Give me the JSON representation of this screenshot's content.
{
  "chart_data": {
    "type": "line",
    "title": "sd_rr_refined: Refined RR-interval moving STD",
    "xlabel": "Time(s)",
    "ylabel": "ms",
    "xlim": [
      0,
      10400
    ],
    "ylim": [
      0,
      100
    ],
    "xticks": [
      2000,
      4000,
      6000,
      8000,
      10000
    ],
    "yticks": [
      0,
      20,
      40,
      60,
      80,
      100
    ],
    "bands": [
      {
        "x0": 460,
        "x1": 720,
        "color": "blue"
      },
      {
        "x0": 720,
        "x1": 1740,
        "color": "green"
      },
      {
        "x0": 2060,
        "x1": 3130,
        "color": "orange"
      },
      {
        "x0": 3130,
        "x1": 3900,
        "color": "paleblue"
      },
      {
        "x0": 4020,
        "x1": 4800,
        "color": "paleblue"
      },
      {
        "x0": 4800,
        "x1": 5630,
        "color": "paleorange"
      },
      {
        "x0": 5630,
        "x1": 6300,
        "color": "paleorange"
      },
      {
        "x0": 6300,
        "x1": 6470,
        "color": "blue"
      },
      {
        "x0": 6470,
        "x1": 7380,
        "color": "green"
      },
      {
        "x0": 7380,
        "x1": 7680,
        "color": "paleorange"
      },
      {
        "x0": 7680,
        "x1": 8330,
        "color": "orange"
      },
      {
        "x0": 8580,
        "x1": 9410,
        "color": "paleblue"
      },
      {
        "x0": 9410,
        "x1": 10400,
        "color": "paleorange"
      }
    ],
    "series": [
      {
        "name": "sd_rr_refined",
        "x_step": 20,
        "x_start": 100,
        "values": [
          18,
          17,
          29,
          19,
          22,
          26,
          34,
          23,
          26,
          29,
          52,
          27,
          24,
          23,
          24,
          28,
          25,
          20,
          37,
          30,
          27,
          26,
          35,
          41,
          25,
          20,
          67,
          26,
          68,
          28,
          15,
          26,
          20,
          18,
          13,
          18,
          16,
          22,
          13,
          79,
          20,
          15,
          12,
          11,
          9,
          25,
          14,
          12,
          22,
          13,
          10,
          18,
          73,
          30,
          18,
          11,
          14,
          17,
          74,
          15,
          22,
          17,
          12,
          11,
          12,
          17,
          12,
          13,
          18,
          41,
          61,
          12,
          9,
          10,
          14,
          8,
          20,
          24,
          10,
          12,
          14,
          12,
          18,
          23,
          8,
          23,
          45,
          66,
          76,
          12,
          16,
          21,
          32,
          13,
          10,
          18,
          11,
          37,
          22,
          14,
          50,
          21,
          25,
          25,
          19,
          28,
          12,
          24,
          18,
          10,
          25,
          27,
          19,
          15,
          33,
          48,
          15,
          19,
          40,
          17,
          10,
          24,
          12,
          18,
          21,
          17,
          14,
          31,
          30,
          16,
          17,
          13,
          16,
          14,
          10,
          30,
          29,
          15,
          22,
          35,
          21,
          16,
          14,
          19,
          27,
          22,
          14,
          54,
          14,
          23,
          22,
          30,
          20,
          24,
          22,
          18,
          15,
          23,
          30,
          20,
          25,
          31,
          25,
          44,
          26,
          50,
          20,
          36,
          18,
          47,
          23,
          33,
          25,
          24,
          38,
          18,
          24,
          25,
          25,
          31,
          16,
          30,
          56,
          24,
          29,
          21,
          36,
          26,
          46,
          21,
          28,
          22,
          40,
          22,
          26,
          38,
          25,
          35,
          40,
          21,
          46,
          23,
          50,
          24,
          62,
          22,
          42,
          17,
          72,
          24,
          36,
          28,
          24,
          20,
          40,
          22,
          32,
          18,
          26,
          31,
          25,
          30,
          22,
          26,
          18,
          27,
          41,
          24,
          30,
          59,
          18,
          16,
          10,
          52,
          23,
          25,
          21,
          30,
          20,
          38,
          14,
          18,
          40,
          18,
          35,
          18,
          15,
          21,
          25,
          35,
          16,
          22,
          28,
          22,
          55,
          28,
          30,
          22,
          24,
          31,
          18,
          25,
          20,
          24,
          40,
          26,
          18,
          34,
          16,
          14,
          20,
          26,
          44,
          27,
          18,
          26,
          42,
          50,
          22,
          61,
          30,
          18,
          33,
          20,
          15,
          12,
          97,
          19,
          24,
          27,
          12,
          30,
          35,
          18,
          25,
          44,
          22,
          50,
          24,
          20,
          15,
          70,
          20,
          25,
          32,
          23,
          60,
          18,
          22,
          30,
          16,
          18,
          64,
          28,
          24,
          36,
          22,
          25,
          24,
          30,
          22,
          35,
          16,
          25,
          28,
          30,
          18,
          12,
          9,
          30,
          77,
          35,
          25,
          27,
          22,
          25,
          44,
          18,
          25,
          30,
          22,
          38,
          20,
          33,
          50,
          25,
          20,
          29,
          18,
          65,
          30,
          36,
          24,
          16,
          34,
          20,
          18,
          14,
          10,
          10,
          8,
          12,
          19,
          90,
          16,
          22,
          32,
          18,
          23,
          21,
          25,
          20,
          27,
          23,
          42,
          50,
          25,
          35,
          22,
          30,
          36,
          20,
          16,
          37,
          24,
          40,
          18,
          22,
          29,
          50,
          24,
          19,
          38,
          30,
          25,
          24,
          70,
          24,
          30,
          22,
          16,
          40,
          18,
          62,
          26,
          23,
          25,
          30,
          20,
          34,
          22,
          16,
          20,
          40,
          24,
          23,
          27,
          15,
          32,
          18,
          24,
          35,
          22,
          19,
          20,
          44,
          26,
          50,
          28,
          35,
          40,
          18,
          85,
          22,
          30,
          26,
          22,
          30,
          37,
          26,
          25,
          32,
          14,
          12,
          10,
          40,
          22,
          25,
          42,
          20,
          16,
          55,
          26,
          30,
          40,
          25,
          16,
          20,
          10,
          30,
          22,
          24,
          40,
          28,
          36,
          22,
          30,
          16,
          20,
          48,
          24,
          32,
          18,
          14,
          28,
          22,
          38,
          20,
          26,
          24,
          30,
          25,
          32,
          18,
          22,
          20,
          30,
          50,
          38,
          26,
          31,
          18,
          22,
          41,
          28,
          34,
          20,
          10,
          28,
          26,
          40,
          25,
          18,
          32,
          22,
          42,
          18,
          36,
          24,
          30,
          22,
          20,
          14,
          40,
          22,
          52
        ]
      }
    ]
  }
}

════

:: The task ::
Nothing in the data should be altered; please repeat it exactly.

:: Task result ::
Give me the JSON representation of this screenshot's content.
{
  "chart_data": {
    "type": "line",
    "title": "sd_rr_refined: Refined RR-interval moving STD",
    "xlabel": "Time(s)",
    "ylabel": "ms",
    "xlim": [
      0,
      10400
    ],
    "ylim": [
      0,
      100
    ],
    "xticks": [
      2000,
      4000,
      6000,
      8000,
      10000
    ],
    "yticks": [
      0,
      20,
      40,
      60,
      80,
      100
    ],
    "bands": [
      {
        "x0": 460,
        "x1": 720,
        "color": "blue"
      },
      {
        "x0": 720,
        "x1": 1740,
        "color": "green"
      },
      {
        "x0": 2060,
        "x1": 3130,
        "color": "orange"
      },
      {
        "x0": 3130,
        "x1": 3900,
        "color": "paleblue"
      },
      {
        "x0": 4020,
        "x1": 4800,
        "color": "paleblue"
      },
      {
        "x0": 4800,
        "x1": 5630,
        "color": "paleorange"
      },
      {
        "x0": 5630,
        "x1": 6300,
        "color": "paleorange"
      },
      {
        "x0": 6300,
        "x1": 6470,
        "color": "blue"
      },
      {
        "x0": 6470,
        "x1": 7380,
        "color": "green"
      },
      {
        "x0": 7380,
        "x1": 7680,
        "color": "paleorange"
      },
      {
        "x0": 7680,
        "x1": 8330,
        "color": "orange"
      },
      {
        "x0": 8580,
        "x1": 9410,
        "color": "paleblue"
      },
      {
        "x0": 9410,
        "x1": 10400,
        "color": "paleorange"
      }
    ],
    "series": [
      {
        "name": "sd_rr_refined",
        "x_step": 20,
        "x_start": 100,
        "values": [
          18,
          17,
          29,
          19,
          22,
          26,
          34,
          23,
          26,
          29,
          52,
          27,
          24,
          23,
          24,
          28,
          25,
          20,
          37,
          30,
          27,
          26,
          35,
          41,
          25,
          20,
          67,
          26,
          68,
          28,
          15,
          26,
          20,
          18,
          13,
          18,
          16,
          22,
          13,
          79,
          20,
          15,
          12,
          11,
          9,
          25,
          14,
          12,
          22,
          13,
          10,
          18,
          73,
          30,
          18,
          11,
          14,
          17,
          74,
          15,
          22,
          17,
          12,
          11,
          12,
          17,
          12,
          13,
          18,
          41,
          61,
          12,
          9,
          10,
          14,
          8,
          20,
          24,
          10,
          12,
          14,
          12,
          18,
          23,
          8,
          23,
          45,
          66,
          76,
          12,
          16,
          21,
          32,
          13,
          10,
          18,
          11,
          37,
          22,
          14,
          50,
          21,
          25,
          25,
          19,
          28,
          12,
          24,
          18,
          10,
          25,
          27,
          19,
          15,
          33,
          48,
          15,
          19,
          40,
          17,
          10,
          24,
          12,
          18,
          21,
          17,
          14,
          31,
          30,
          16,
          17,
          13,
          16,
          14,
          10,
          30,
          29,
          15,
          22,
          35,
          21,
          16,
          14,
          19,
          27,
          22,
          14,
          54,
          14,
          23,
          22,
          30,
          20,
          24,
          22,
          18,
          15,
          23,
          30,
          20,
          25,
          31,
          25,
          44,
          26,
          50,
          20,
          36,
          18,
          47,
          23,
          33,
          25,
          24,
          38,
          18,
          24,
          25,
          25,
          31,
          16,
          30,
          56,
          24,
          29,
          21,
          36,
          26,
          46,
          21,
          28,
          22,
          40,
          22,
          26,
          38,
          25,
          35,
          40,
          21,
          46,
          23,
          50,
          24,
          62,
          22,
          42,
          17,
          72,
          24,
          36,
          28,
          24,
          20,
          40,
          22,
          32,
          18,
          26,
          31,
          25,
          30,
          22,
          26,
          18,
          27,
          41,
          24,
          30,
          59,
          18,
          16,
          10,
          52,
          23,
          25,
          21,
          30,
          20,
          38,
          14,
          18,
          40,
          18,
          35,
          18,
          15,
          21,
          25,
          35,
          16,
          22,
          28,
          22,
          55,
          28,
          30,
          22,
          24,
          31,
          18,
          25,
          20,
          24,
          40,
          26,
          18,
          34,
          16,
          14,
          20,
          26,
          44,
          27,
          18,
          26,
          42,
          50,
          22,
          61,
          30,
          18,
          33,
          20,
          15,
          12,
          97,
          19,
          24,
          27,
          12,
          30,
          35,
          18,
          25,
          44,
          22,
          50,
          24,
          20,
          15,
          70,
          20,
          25,
          32,
          23,
          60,
          18,
          22,
          30,
          16,
          18,
          64,
          28,
          24,
          36,
          22,
          25,
          24,
          30,
          22,
          35,
          16,
          25,
          28,
          30,
          18,
          12,
          9,
          30,
          77,
          35,
          25,
          27,
          22,
          25,
          44,
          18,
          25,
          30,
          22,
          38,
          20,
          33,
          50,
          25,
          20,
          29,
          18,
          65,
          30,
          36,
          24,
          16,
          34,
          20,
          18,
          14,
          10,
          10,
          8,
          12,
          19,
          90,
          16,
          22,
          32,
          18,
          23,
          21,
          25,
          20,
          27,
          23,
          42,
          50,
          25,
          35,
          22,
          30,
          36,
          20,
          16,
          37,
          24,
          40,
          18,
          22,
          29,
          50,
          24,
          19,
          38,
          30,
          25,
          24,
          70,
          24,
          30,
          22,
          16,
          40,
          18,
          62,
          26,
          23,
          25,
          30,
          20,
          34,
          22,
          16,
          20,
          40,
          24,
          23,
          27,
          15,
          32,
          18,
          24,
          35,
          22,
          19,
          20,
          44,
          26,
          50,
          28,
          35,
          40,
          18,
          85,
          22,
          30,
          26,
          22,
          30,
          37,
          26,
          25,
          32,
          14,
          12,
          10,
          40,
          22,
          25,
          42,
          20,
          16,
          55,
          26,
          30,
          40,
          25,
          16,
          20,
          10,
          30,
          22,
          24,
          40,
          28,
          36,
          22,
          30,
          16,
          20,
          48,
          24,
          32,
          18,
          14,
          28,
          22,
          38,
          20,
          26,
          24,
          30,
          25,
          32,
          18,
          22,
          20,
          30,
          50,
          38,
          26,
          31,
          18,
          22,
          41,
          28,
          34,
          20,
          10,
          28,
          26,
          40,
          25,
          18,
          32,
          22,
          42,
          18,
          36,
          24,
          30,
          22,
          20,
          14,
          40,
          22,
          52
        ]
      }
    ]
  }
}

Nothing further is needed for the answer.